*EXERCISE OBJECTIVE*
Return each line of the listing exactly as written.

*INPUT FOR THIS TASK*

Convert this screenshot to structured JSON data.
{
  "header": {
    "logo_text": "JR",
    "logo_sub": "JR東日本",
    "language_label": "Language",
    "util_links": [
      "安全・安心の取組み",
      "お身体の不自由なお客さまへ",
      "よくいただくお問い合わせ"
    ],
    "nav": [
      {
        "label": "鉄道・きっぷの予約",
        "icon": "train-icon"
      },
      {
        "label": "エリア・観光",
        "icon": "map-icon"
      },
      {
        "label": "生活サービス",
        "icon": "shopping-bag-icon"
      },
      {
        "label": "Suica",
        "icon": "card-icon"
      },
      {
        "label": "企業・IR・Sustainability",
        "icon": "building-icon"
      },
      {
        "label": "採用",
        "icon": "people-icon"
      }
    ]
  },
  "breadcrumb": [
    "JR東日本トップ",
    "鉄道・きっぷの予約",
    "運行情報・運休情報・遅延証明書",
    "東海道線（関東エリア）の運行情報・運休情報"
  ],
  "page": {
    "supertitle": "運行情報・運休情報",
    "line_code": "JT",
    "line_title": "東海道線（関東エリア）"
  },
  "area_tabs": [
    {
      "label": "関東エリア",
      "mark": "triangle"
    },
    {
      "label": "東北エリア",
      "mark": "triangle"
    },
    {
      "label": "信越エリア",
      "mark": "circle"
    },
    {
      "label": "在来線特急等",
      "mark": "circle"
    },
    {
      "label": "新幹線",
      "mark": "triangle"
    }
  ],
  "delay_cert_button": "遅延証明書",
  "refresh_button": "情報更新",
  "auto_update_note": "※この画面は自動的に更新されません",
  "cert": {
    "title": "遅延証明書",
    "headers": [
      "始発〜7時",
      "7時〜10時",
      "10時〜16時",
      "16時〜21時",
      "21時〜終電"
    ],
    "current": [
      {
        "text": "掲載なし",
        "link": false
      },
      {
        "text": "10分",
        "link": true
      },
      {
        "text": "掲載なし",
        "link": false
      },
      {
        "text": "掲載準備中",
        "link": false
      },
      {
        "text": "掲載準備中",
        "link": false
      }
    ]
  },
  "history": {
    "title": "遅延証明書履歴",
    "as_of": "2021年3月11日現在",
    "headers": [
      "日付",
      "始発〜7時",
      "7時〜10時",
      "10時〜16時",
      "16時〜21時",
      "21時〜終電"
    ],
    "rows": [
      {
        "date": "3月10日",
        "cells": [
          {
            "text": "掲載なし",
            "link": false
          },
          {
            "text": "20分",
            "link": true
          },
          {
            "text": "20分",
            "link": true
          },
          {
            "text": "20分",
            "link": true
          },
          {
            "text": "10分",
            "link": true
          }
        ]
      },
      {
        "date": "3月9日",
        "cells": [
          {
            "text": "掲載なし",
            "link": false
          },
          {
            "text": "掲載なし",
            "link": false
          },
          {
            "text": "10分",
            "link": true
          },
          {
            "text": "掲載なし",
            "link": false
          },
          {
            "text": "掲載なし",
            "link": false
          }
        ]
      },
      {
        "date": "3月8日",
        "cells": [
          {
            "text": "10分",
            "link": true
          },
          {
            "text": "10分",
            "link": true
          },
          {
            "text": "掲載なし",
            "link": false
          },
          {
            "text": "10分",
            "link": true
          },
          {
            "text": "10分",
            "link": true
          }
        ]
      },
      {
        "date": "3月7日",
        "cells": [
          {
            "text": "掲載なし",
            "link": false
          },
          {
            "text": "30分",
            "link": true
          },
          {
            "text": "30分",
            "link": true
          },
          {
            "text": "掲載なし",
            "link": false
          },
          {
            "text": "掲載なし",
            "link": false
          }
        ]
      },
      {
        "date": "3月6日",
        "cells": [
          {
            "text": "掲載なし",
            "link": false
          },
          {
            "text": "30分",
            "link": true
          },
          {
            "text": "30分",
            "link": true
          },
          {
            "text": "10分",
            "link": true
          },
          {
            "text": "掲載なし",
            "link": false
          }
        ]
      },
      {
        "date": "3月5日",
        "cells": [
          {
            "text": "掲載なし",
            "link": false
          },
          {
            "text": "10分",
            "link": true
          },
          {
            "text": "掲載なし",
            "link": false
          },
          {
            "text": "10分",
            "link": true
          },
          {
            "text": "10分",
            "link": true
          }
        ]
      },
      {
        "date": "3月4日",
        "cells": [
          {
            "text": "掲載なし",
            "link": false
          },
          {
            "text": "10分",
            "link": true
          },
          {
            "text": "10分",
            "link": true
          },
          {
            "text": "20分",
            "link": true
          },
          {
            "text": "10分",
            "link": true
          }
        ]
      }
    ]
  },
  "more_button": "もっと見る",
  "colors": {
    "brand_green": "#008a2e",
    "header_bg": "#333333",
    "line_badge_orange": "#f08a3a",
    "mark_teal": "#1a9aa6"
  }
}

*YOUR SOLUTION*
Convert this screenshot to structured JSON data.
{
  "header": {
    "logo_text": "JR",
    "logo_sub": "JR東日本",
    "language_label": "Language",
    "util_links": [
      "安全・安心の取組み",
      "お身体の不自由なお客さまへ",
      "よくいただくお問い合わせ"
    ],
    "nav": [
      {
        "label": "鉄道・きっぷの予約",
        "icon": "train-icon"
      },
      {
        "label": "エリア・観光",
        "icon": "map-icon"
      },
      {
        "label": "生活サービス",
        "icon": "shopping-bag-icon"
      },
      {
        "label": "Suica",
        "icon": "card-icon"
      },
      {
        "label": "企業・IR・Sustainability",
        "icon": "building-icon"
      },
      {
        "label": "採用",
        "icon": "people-icon"
      }
    ]
  },
  "breadcrumb": [
    "JR東日本トップ",
    "鉄道・きっぷの予約",
    "運行情報・運休情報・遅延証明書",
    "東海道線（関東エリア）の運行情報・運休情報"
  ],
  "page": {
    "supertitle": "運行情報・運休情報",
    "line_code": "JT",
    "line_title": "東海道線（関東エリア）"
  },
  "area_tabs": [
    {
      "label": "関東エリア",
      "mark": "triangle"
    },
    {
      "label": "東北エリア",
      "mark": "triangle"
    },
    {
      "label": "信越エリア",
      "mark": "circle"
    },
    {
      "label": "在来線特急等",
      "mark": "circle"
    },
    {
      "label": "新幹線",
      "mark": "triangle"
    }
  ],
  "delay_cert_button": "遅延証明書",
  "refresh_button": "情報更新",
  "auto_update_note": "※この画面は自動的に更新されません",
  "cert": {
    "title": "遅延証明書",
    "headers": [
      "始発〜7時",
      "7時〜10時",
      "10時〜16時",
      "16時〜21時",
      "21時〜終電"
    ],
    "current": [
      {
        "text": "掲載なし",
        "link": false
      },
      {
        "text": "10分",
        "link": true
      },
      {
        "text": "掲載なし",
        "link": false
      },
      {
        "text": "掲載準備中",
        "link": false
      },
      {
        "text": "掲載準備中",
        "link": false
      }
    ]
  },
  "history": {
    "title": "遅延証明書履歴",
    "as_of": "2021年3月11日現在",
    "headers": [
      "日付",
      "始発〜7時",
      "7時〜10時",
      "10時〜16時",
      "16時〜21時",
      "21時〜終電"
    ],
    "rows": [
      {
        "date": "3月10日",
        "cells": [
          {
            "text": "掲載なし",
            "link": false
          },
          {
            "text": "20分",
            "link": true
          },
          {
            "text": "20分",
            "link": true
          },
          {
            "text": "20分",
            "link": true
          },
          {
            "text": "10分",
            "link": true
          }
        ]
      },
      {
        "date": "3月9日",
        "cells": [
          {
            "text": "掲載なし",
            "link": false
          },
          {
            "text": "掲載なし",
            "link": false
          },
          {
            "text": "10分",
            "link": true
          },
          {
            "text": "掲載なし",
            "link": false
          },
          {
            "text": "掲載なし",
            "link": false
          }
        ]
      },
      {
        "date": "3月8日",
        "cells": [
          {
            "text": "10分",
            "link": true
          },
          {
            "text": "10分",
            "link": true
          },
          {
            "text": "掲載なし",
            "link": false
          },
          {
            "text": "10分",
            "link": true
          },
          {
            "text": "10分",
            "link": true
          }
        ]
      },
      {
        "date": "3月7日",
        "cells": [
          {
            "text": "掲載なし",
            "link": false
          },
          {
            "text": "30分",
            "link": true
          },
          {
            "text": "30分",
            "link": true
          },
          {
            "text": "掲載なし",
            "link": false
          },
          {
            "text": "掲載なし",
            "link": false
          }
        ]
      },
      {
        "date": "3月6日",
        "cells": [
          {
            "text": "掲載なし",
            "link": false
          },
          {
            "text": "30分",
            "link": true
          },
          {
            "text": "30分",
            "link": true
          },
          {
            "text": "10分",
            "link": true
          },
          {
            "text": "掲載なし",
            "link": false
          }
        ]
      },
      {
        "date": "3月5日",
        "cells": [
          {
            "text": "掲載なし",
            "link": false
          },
          {
            "text": "10分",
            "link": true
          },
          {
            "text": "掲載なし",
            "link": false
          },
          {
            "text": "10分",
            "link": true
          },
          {
            "text": "10分",
            "link": true
          }
        ]
      },
      {
        "date": "3月4日",
        "cells": [
          {
            "text": "掲載なし",
            "link": false
          },
          {
            "text": "10分",
            "link": true
          },
          {
            "text": "10分",
            "link": true
          },
          {
            "text": "20分",
            "link": true
          },
          {
            "text": "10分",
            "link": true
          }
        ]
      }
    ]
  },
  "more_button": "もっと見る",
  "colors": {
    "brand_green": "#008a2e",
    "header_bg": "#333333",
    "line_badge_orange": "#f08a3a",
    "mark_teal": "#1a9aa6"
  }
}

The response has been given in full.